“Grand Mothers. We must acknowledge and reclaim our true size. Dignity is important. Self-respect. We cannot lead by pretending to be powerless. We’re not. Age is power.“
While Kate is in the Amazon forest, Yolo is on his own journey in Hawaii. Throughout the novel we are also introduced to the many people that Kate and Yolo meet on their journeys, people who are also looking for spiritual healing and enlightenment. Their stories are filled with violence, rape, incest, slavery, incarceration, addiction and abuse. Many of them had sought to drown out the pain through alcohol, drugs or moving from one high to the next.
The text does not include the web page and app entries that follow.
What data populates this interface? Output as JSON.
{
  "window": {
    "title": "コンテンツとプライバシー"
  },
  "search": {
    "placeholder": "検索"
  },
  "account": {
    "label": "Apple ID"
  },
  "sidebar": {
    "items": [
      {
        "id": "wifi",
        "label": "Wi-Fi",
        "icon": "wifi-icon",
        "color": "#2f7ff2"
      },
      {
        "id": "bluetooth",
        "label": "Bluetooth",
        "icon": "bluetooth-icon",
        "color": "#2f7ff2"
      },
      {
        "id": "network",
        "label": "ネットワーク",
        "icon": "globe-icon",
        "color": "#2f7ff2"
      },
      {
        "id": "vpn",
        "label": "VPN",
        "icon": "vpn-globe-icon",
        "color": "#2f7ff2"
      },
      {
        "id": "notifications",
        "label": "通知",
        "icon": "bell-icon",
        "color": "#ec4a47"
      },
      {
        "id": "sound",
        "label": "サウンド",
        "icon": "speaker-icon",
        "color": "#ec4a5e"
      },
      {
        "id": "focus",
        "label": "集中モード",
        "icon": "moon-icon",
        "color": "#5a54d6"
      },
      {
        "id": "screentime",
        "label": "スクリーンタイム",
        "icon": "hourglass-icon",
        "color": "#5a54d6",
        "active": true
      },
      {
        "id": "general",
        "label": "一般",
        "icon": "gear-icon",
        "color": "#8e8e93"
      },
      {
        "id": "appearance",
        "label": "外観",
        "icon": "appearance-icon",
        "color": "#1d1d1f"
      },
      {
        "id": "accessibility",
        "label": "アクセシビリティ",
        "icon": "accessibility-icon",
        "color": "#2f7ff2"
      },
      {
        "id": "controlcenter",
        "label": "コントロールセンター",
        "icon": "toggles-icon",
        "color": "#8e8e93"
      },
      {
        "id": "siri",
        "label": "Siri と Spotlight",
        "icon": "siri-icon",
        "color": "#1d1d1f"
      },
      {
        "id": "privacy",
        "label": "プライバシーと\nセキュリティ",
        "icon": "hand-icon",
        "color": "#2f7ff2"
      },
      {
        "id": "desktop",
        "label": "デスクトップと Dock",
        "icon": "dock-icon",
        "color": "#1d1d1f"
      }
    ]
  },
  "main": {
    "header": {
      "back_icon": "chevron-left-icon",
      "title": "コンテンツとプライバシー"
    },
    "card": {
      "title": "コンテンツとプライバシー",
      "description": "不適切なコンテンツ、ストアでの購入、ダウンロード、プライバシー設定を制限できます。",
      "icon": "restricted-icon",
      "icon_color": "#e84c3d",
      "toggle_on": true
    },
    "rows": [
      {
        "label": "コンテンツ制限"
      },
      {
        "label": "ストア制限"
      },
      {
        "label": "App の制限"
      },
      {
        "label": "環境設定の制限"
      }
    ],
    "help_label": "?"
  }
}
But with the support of their fellow seekers, they find the courage to expose their deepest fears, confront their demons, and find release from the past. Spiritual healing requires a deeply personal encounter with the truth.
I first read Now is the Time to Open Your Heart a few years ago, but it has only been rereading it in the light of the Covid pandemic and the current pressures and stresses of life, that I have appreciated the message of taking the time to feed our souls. Our modern lifestyle is driven by technological connection and yet loneliness and depression is on the increase. We end up being so busy trying to juggle everything in our lives, rushing from one place to another, accumulating more stuff and wealth than we can possibly need, but are totally disconnected from each other and from ourselves. Grandmother tells Kate:
“When you are caught up in the world that you did not design as support for your life and the life of earth and people, it is like being caught in someone else’s dream or nightmare ….it is not really living…humankind will not survive if we continue this way …driving their lives forward while watching what is happening along the road…“
We don’t necessarily need to raft some rapids or journey to the Amazon forest to find emotional or spiritual healing and enlightenment, but we do need to pay attention to our inner life and our need for deep personal connections with others. Opening our hearts also means opening our eyes to the opportunities that surround us in the everyday of life. Lighting a candle to read reflectively or meditate, taking a walk in the park and opening our ears to the sounds of nature, or gazing at the stars and contemplating the mystery and meaning of life. Taking the time to open our hearts, renew our minds and connect with our inner self. There is a lot we can learn from other traditions.